Perhaps the money should be put into the reserve. But there are also other uses it could go towards. For example, it could be used to pay for Downtown Rehabilitation therefore lessening the debt taken out for it. It could also be used for basic infrastructure maintenance such as Road Rehabilitation.

For me, I am deciding where the burden of proof lies. By default, should I vote along with current policies and need convincing to go against them? If this is where I land, I'll vote "yes" to putting the surplus into reserves. Or by default, should I vote against putting into reserve more money than I think is necessary and need convincing to save more? If this is where I land, I'll vote "no" to putting the surplus into reserves.

Pinnacle Ridge Special Tax

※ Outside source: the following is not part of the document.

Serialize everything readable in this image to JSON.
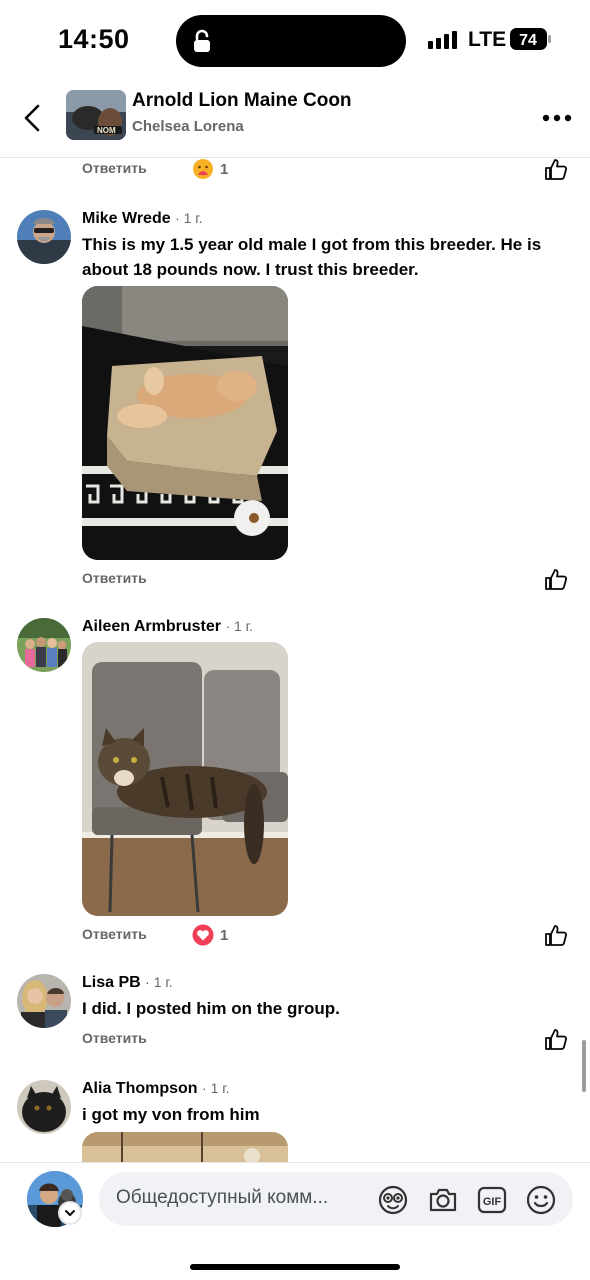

Pinnacle has a large water fountain in Pinnacle Lake and a smaller water feature at the neighbourhood entrance. These features cost approximately $16,700 to operate. In 2010 the City was going to stop operating them. However, local residents gathered 700 signatures asking for a special neighbourhood levy to continue funding them. Council approved this, and has been charging the levy to nearby residences.

Right now this levy sits at $25/house. An annual bylaw needs to be passed every year to continue issuing it. Since the neighbourhood asked for this and I have not had anyone in it express disapproval to me, I currently intend to vote "yes" to this bylaw.

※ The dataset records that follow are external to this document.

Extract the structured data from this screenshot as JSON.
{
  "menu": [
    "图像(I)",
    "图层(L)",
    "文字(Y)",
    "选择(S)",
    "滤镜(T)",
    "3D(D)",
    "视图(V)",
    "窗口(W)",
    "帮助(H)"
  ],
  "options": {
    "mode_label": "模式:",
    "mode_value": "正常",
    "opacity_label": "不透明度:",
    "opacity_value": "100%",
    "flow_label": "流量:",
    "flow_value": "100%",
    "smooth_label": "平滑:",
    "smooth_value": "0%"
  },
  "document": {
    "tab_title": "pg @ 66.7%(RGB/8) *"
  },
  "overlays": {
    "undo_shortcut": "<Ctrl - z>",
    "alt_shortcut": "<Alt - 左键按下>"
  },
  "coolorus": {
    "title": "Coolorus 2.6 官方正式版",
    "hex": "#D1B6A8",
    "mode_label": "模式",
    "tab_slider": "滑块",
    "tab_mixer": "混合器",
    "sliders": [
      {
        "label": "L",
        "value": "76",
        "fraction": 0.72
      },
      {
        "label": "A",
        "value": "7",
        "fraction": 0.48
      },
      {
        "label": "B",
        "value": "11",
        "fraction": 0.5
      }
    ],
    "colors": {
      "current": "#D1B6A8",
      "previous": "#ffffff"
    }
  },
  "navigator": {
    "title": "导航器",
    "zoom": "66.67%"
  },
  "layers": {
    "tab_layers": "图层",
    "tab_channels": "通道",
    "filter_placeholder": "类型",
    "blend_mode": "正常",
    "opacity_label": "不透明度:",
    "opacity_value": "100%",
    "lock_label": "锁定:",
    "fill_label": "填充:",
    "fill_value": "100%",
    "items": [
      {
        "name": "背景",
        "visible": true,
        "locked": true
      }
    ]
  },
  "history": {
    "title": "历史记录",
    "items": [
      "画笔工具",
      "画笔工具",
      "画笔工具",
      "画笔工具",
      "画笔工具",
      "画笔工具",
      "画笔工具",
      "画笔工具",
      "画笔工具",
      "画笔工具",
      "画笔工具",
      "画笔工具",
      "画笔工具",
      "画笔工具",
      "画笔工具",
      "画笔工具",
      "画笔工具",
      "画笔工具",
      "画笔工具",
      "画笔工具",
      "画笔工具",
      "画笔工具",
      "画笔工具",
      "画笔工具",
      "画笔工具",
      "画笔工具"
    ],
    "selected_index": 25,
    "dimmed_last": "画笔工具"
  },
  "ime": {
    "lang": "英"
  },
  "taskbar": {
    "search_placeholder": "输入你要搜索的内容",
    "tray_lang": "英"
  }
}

Infrastructure Maintenance

Council will be voting on three tenders for infrastructure maintenance. The cost for these will be coming out of already approved budgets. They are:

  • Road Rehabilitation & Overlay Phase 2- $2,714,399.78 exclusive of GST to Wapiti Gravel Suppliers Ltd. This work consists of milling off existing pavement to install a new asphalt surface. It also entails some storm sewer, curb, gutter, and sidewalk repair.
  • Road Rehabilitation  & Overlay Phase 3- $2,201,577.50 exclusive of GST to Knelsen Sand and Gravel Ltd. This is for Full Depth Reclamation work which involves pulverizing the existing pavement, mixing it into the base structure, adding cement and foamed asphalt to the base structure, compacting the base, and then putting a new paving surface on top.
  • Catchbasin Manhole Repairs- $655,219.24 exclusive of GST to Reco Construction Ltd..

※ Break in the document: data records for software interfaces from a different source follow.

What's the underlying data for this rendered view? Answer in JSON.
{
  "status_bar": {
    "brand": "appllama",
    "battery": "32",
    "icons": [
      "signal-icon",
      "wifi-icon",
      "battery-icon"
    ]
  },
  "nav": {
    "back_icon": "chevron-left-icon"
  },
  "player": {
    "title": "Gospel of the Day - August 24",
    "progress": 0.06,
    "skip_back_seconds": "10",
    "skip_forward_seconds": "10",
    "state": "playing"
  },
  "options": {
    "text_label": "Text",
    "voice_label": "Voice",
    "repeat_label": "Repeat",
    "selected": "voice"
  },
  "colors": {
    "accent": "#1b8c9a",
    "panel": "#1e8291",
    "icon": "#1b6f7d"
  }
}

    To see maps of where this work is happening, click here to read the Infrastructure and Protective Services agenda package.

Subdivision Time Extension Policy

When a developer subdivides land, they submit an application to the City. If it is approved, the province mandates that they have one year to provide the City with a detailed plan for the proposed subdivision. If this plan is endorsed by the City, they have another year to register it in a provincial Land Titles office.

Sometimes developers do not meet these deadlines, often due to not having enough market demand to continue with development. When they aren’t ready to proceed before a deadline, developers can apply to the City for extensions.

Currently, Council has delegated to staff the ability to approve a first extension but has retained the authority to approve subsequent extensions. The previous Council instructed staff to examine the policy. This led to a current recommendation that Council also delegate the authority to grant subsequent extensions.

I support this recommendation. We discuss subdivision approval extension requests almost every Council meeting. They are very routine, never get much dialogue, and so far have been receiving unanimous approval. I strongly believe that Council should delegate simple matters like this. Not forcing something to be presented to Council saves staff resources and makes processes move more quickly. It also gives Council more time to have the big-picture conversations which are needed to make our community a better place to live.

Monday looks like a busy night for Council!

While I have current positions on issues, I always approach meetings with an open mind. So, I welcome any questions or thoughts you might have.

I also am going back and forth on my vote for the 2017 reserve. I especially value any input you have on that.

Thanks for reading!